::: DATA FOR THIS TASK :::

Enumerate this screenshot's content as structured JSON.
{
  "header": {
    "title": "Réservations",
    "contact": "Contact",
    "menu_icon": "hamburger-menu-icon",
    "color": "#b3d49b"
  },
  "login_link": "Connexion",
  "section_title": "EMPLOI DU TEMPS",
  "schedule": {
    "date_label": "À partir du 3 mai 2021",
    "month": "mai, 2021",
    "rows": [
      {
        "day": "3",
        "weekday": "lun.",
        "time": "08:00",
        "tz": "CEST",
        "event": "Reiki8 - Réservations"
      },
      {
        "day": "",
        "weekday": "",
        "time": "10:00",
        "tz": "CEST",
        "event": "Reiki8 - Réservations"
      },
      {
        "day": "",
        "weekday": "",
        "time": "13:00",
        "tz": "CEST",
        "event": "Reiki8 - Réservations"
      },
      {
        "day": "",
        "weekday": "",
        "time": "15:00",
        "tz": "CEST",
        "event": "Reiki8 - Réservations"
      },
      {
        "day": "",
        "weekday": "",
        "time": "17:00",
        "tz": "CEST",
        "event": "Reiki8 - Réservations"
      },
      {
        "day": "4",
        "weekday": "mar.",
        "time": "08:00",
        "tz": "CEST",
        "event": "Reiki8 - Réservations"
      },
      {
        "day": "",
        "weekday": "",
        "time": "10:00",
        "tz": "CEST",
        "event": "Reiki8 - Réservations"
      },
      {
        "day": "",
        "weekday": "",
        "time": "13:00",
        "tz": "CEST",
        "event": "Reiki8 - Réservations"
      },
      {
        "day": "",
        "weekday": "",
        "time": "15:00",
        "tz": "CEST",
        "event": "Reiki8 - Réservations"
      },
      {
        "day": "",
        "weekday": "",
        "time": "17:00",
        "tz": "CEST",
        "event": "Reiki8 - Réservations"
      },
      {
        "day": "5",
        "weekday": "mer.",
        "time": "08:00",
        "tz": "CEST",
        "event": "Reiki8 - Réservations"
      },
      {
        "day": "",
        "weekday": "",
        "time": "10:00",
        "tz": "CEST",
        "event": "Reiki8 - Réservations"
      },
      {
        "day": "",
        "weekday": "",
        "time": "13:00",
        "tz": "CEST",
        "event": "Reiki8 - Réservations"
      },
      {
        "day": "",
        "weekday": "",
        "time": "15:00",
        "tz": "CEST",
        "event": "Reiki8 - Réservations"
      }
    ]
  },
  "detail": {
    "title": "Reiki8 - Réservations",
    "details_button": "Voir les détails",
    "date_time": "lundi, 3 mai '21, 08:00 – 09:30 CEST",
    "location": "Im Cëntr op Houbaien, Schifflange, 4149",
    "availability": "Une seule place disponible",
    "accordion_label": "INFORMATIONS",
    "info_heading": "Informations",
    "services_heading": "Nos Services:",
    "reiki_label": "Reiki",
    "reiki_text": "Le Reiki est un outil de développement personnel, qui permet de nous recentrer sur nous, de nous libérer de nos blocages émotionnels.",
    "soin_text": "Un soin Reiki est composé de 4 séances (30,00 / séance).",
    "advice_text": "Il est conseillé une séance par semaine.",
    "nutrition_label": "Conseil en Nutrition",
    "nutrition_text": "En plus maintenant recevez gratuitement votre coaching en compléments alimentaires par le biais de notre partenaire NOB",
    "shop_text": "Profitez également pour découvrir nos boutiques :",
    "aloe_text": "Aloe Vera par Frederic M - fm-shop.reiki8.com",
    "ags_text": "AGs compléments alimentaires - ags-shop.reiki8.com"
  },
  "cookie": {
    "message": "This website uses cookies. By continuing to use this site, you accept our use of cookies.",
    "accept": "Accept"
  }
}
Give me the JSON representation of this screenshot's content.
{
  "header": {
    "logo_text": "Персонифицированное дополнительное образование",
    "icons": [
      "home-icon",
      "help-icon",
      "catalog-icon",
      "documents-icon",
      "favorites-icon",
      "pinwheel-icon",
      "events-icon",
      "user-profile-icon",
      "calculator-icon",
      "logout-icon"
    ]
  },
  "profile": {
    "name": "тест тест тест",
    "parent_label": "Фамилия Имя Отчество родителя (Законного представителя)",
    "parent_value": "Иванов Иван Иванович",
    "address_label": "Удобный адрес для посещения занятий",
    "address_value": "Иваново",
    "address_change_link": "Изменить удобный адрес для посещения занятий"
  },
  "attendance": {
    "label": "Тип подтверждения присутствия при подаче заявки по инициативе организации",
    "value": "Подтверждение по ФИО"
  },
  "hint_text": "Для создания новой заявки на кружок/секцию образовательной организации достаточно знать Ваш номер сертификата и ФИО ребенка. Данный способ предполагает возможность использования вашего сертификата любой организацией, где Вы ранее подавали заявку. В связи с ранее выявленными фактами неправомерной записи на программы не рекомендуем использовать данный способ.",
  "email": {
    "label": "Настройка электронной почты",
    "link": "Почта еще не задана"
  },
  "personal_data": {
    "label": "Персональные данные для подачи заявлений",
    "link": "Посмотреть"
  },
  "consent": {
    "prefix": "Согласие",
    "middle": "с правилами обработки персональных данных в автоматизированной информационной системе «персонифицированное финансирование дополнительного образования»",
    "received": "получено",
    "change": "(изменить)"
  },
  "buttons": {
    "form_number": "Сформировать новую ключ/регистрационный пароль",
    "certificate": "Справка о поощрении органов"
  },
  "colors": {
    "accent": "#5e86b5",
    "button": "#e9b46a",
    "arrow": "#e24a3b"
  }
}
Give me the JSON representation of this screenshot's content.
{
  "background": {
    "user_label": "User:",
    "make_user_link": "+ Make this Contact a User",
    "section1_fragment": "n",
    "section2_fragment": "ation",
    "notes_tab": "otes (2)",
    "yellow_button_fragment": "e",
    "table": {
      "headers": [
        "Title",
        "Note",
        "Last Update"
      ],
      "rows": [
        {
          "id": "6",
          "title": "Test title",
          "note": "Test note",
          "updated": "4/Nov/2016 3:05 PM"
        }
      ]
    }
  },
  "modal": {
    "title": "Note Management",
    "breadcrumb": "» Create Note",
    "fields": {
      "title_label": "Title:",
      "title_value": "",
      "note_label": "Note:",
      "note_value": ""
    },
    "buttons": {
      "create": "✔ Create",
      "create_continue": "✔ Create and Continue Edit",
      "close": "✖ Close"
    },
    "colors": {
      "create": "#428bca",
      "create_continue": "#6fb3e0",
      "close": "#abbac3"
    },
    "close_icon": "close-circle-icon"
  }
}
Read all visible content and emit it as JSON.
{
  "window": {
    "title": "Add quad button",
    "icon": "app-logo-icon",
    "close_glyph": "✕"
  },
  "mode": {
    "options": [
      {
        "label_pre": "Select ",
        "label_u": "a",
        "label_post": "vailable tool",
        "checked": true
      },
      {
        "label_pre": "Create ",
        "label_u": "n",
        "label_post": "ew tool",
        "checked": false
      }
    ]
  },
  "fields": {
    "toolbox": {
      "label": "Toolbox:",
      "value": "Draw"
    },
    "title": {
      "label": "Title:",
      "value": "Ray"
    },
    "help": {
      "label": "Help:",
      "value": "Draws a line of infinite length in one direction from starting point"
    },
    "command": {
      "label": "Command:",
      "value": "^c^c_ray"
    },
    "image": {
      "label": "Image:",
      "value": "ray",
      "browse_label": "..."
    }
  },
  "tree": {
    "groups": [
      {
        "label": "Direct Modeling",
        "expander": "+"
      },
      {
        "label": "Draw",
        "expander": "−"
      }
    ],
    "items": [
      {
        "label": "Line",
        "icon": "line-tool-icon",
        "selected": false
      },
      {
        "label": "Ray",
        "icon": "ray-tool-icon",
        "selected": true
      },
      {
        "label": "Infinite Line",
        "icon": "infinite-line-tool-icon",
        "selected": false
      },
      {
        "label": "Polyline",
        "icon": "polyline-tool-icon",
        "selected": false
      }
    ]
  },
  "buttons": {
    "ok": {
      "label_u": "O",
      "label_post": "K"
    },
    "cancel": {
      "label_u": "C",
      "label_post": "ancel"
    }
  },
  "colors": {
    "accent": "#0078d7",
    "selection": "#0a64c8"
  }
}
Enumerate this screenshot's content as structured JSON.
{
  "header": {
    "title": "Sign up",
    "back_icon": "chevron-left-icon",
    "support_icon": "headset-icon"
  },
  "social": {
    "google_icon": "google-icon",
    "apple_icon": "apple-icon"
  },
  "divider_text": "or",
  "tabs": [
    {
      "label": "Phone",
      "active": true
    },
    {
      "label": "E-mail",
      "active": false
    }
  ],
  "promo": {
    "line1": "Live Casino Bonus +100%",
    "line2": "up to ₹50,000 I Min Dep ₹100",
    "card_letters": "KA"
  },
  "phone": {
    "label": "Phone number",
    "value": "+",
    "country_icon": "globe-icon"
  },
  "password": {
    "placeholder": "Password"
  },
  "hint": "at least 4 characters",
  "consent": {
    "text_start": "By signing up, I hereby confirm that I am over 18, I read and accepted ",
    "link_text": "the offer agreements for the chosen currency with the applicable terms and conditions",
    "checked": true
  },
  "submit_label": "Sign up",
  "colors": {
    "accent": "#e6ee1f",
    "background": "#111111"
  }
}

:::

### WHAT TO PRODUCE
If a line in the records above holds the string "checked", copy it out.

### PROBLEM SOLUTION
        "checked": true
        "checked": false
    "checked": true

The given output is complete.